$(P\land\lnot Q)\to R$ means that "$R$ is true, if $P$ is true but $Q$ is false."

Assume $P\to (Q\vee R)$ holds; that is at least one from $Q$ or $R$ is true, if $P$ is true.   Well, from that we can infer that $R$ will be true is $P$ is true but $Q$ is false.   So $P\to (Q\vee R)$ logically entails $(P\land\neg Q)\to R$.

Likewise if $(P\land\neg Q)\to R$ holds we can infer that $P\to(Q\vee R)$ also holds.

In summary $(P\land\neg Q)\to R$ is logically equivalent to $P\to (Q\vee R)$

$P \to (Q \lor R)$

If it is the weekend, then it is Saturday or Sunday.

$(P \land \lnot Q) \to R$

If it is the weekend, and it is not Saturday, then it is Sunday.

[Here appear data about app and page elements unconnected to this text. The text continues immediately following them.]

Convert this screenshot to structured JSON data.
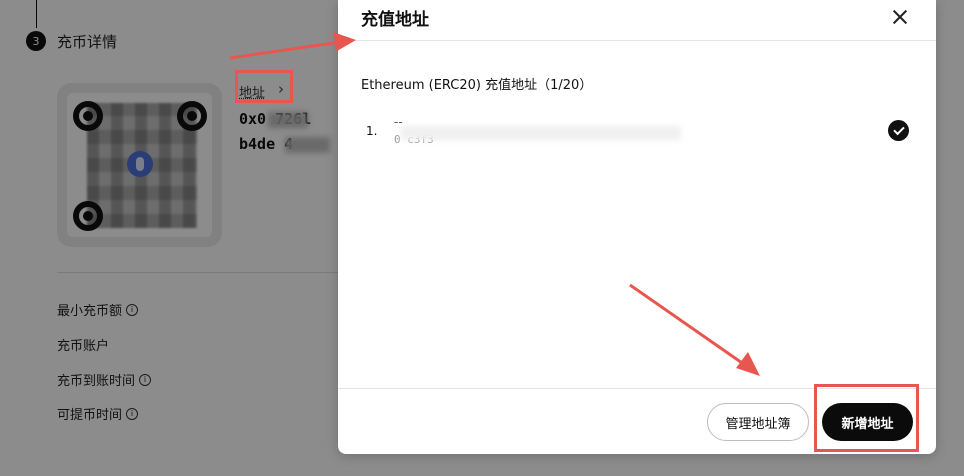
{
  "background": {
    "step_number": "3",
    "step_title": "充币详情",
    "address_link": "地址",
    "address_line1": "0x0     726l",
    "address_line2": "b4de       4",
    "info_rows": [
      {
        "label": "最小充币额",
        "has_info_icon": true
      },
      {
        "label": "充币账户",
        "has_info_icon": false
      },
      {
        "label": "充币到账时间",
        "has_info_icon": true
      },
      {
        "label": "可提币时间",
        "has_info_icon": true
      }
    ]
  },
  "modal": {
    "title": "充值地址",
    "network_label": "Ethereum (ERC20) 充值地址（1/20）",
    "addresses": [
      {
        "index": "1.",
        "name": "--",
        "address_visible": "0                                  c3f3",
        "selected": true
      }
    ],
    "manage_button": "管理地址簿",
    "add_button": "新增地址"
  },
  "colors": {
    "highlight": "#e8574f",
    "primary_button": "#0b0b0b",
    "overlay": "rgba(0,0,0,0.45)"
  }
}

Notice how both statements are equivalent to saying "the only possible weekend days are Saturday and Sunday", but neither necessarily implies that Saturday is a weekend or implies that Sunday is a weekend.

You can get this from two simple equivalences:

1. $P \vee Q \Leftrightarrow \neg P \rightarrow Q$

2. $(P \wedge Q) \rightarrow R \Leftrightarrow P \rightarrow (Q \rightarrow R)$

Here $(P \wedge \neg Q) \rightarrow R$ is equivalent (by 2) to $P \rightarrow (\neg Q \rightarrow R)$ is equivalent (by 1) to $P \rightarrow (Q \vee R)$.